REUTERS - After some brave words and an encouraging start, AC Milan coach Sinisa Mihajlovic appears to be falling into the same trap as his hapless predecessors.
New signings are struggling to settle, injuries are mounting and judging by the 4-0 home drubbing by Napoli in their last Serie A outing, Milan's tendency to capitulate at the first sign of trouble has not been remedied.
After seven games, they are stuck in mid-table where they have spent the last two seasons.
The seven-times European champions have lost four times already, failed to score in their last two games and have the second-worst defensive record in the league, with only debutants Carpi having shipped more goals.
They visit Torino on Saturday (1845 GMT) with speculation already mounting over how long Mihajlovic can stay in a role which has claimed the scalps of former club favourites Clarence Seedorf and Filippo Inzaghi in the last 18 months.
In his previous job, Mihaljovic used his considerable motivational powers to lift Sampdoria from relegation battlers to challengers for a Champions League place.
He is clearly hoping that same trick will work at Milan.

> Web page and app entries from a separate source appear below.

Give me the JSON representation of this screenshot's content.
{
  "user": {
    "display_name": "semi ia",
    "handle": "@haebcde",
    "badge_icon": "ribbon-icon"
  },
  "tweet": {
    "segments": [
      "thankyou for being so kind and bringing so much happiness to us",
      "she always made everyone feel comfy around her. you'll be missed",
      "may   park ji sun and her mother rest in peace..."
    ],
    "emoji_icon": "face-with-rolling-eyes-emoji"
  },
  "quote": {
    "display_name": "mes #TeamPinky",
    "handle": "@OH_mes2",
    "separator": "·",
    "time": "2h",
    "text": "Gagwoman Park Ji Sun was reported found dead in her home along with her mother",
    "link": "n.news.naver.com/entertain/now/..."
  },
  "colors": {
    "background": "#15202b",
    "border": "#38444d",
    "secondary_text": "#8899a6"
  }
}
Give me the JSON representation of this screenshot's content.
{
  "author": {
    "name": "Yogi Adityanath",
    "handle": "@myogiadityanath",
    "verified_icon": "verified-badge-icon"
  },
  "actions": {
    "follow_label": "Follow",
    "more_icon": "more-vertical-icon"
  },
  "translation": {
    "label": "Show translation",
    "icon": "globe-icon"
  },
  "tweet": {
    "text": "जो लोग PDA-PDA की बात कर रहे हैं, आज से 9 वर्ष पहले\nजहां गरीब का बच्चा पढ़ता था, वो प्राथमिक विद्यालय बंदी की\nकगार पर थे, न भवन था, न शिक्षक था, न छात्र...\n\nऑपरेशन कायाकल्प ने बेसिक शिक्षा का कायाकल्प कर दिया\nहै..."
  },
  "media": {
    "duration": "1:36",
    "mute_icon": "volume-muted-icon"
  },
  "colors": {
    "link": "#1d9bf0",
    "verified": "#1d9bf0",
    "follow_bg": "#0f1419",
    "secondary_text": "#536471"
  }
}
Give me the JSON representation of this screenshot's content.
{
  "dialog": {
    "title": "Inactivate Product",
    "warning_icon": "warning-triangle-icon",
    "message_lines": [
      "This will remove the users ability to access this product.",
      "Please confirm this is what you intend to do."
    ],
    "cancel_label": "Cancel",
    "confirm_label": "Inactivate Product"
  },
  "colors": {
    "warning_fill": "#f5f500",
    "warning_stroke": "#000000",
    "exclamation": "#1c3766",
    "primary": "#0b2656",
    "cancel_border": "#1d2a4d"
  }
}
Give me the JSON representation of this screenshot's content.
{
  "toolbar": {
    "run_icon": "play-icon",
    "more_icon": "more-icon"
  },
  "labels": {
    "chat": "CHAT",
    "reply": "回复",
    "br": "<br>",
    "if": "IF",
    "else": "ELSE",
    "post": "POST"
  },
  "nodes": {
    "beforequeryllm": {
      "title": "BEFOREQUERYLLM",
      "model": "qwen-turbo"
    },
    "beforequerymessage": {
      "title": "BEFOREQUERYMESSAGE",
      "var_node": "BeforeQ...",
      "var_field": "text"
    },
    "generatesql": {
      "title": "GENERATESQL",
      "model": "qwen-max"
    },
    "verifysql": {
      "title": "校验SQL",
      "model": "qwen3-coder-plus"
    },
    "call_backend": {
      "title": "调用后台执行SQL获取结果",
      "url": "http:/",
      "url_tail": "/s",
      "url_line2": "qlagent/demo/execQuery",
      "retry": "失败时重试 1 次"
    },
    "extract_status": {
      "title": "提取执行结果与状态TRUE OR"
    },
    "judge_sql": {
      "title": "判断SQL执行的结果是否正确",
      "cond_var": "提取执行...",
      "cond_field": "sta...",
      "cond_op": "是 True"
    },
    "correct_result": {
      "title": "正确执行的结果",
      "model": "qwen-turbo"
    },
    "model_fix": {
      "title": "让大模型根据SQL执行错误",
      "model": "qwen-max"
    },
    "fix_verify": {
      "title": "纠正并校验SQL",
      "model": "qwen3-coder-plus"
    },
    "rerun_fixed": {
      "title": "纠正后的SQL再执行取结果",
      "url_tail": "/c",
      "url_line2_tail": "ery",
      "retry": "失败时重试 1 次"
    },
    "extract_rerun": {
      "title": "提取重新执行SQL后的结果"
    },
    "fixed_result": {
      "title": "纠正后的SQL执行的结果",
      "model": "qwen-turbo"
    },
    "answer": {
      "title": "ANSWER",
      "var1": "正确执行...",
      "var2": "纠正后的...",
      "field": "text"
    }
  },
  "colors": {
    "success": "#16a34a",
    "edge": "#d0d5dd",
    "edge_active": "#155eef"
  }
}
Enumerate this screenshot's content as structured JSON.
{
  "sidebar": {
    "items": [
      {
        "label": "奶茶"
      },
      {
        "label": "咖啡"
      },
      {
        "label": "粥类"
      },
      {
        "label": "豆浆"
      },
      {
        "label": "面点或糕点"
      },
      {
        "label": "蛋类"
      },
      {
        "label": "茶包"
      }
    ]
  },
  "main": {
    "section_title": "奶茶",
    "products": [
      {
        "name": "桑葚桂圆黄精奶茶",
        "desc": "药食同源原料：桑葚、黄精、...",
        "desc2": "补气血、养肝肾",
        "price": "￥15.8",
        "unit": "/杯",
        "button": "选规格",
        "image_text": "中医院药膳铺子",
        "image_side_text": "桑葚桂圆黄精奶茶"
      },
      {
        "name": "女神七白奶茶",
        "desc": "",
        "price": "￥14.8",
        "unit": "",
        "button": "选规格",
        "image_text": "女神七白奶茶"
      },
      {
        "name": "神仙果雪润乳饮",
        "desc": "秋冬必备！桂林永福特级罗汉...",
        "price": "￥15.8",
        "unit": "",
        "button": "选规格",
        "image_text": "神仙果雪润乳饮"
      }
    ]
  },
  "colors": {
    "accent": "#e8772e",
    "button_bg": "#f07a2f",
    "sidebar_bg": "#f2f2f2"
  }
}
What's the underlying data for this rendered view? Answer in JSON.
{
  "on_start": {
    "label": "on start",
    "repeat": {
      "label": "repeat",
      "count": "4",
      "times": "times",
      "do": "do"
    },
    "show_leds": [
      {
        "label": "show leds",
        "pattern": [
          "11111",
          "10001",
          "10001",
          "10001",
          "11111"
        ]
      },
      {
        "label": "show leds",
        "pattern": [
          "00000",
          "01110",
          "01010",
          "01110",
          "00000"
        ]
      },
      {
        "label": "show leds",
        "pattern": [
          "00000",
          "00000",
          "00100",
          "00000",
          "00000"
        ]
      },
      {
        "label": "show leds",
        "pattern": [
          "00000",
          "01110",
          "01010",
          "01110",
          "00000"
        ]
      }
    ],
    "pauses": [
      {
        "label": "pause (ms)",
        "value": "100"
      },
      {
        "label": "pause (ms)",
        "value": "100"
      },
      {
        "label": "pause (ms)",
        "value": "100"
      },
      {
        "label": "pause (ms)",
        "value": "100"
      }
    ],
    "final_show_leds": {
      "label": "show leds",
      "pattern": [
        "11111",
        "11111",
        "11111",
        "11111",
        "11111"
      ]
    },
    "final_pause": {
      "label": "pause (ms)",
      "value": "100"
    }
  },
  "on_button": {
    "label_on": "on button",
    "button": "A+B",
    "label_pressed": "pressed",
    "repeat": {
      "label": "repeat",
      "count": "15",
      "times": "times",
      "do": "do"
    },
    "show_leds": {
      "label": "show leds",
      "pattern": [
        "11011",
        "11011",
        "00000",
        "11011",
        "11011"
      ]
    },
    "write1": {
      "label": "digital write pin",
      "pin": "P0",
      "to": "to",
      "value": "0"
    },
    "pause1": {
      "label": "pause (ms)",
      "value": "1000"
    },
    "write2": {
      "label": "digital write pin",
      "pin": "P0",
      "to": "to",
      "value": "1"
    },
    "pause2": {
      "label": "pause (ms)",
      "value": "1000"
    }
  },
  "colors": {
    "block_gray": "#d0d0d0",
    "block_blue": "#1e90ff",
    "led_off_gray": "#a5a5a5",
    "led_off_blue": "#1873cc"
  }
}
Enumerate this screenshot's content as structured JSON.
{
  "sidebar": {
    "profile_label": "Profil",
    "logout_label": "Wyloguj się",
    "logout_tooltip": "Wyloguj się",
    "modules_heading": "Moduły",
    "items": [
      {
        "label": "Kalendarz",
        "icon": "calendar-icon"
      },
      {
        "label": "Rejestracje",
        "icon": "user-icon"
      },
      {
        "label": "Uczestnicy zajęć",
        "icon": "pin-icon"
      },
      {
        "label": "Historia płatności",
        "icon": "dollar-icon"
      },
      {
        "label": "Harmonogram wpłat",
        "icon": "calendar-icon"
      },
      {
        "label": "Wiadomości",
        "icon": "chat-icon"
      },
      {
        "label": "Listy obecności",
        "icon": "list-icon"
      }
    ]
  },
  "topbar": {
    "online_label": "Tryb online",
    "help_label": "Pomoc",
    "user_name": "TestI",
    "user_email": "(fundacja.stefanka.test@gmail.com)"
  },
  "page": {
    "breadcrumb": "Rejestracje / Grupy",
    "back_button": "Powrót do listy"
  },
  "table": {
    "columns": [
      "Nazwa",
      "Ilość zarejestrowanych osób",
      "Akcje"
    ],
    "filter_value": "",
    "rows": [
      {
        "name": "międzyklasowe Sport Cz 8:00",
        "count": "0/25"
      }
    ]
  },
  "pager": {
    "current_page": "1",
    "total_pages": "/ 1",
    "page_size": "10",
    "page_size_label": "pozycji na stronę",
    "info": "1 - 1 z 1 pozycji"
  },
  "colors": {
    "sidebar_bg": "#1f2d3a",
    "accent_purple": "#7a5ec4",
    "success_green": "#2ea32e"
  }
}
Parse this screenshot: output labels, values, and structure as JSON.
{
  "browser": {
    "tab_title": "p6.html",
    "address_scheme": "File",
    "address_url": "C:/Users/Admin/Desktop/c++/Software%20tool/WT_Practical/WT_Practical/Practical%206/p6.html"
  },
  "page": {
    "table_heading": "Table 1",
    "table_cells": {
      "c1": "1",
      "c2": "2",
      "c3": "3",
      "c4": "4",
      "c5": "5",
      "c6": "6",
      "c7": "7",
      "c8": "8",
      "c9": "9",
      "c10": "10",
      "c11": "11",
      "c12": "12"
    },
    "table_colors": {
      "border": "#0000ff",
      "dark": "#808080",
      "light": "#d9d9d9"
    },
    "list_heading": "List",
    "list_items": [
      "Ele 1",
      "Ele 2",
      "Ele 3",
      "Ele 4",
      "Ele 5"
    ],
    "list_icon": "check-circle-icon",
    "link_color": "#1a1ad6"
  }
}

"I think we're subject to too many highs and lows. We have to find a solution and only by working hard and talking together can we find a way out of this situation," he said.
"The players we have brought in during the transfer window are important, some have come from foreign leagues and some are still young. They need time."
For many observers, however, Milan's problems are more deep-rooted.
Over the last few seasons, Milan's leadership has often appeared rudderless, pledging faith in youth players while simultaneously signing players in the middle or latter stages of their careers.
The fans appear to have realised this and have tended to vent their wrath on long-serving chief executive Adriano Galliani rather than whoever is occupying the coach’s seat.
Forward Keisuke Honda offered a more in-depth analysis than his coach after the Napoli game.
"Milan have used countless players over the past few years...There are a lot of players who play international football, and they still can't perform when they join Milan," the Japan international told reporters.
"Looking at the past few years, I think it is clear this club cannot start over unless a lot of money is spent; you either do that, or you have to re-examine the structure of the club.
Management, coach and fans must be aware of the situation."
"In order to change the club, we must change how everyone evaluates it, whether it be directors, coach, fans or media. If that doesn't happen, then five to 10 years are needed."
"I know I will be criticised because of my thoughts, but they are important for the future of this club. Milan's problems are clear, as they are always the same."
Reporting by Brian Homewood; editing by Martyn Herman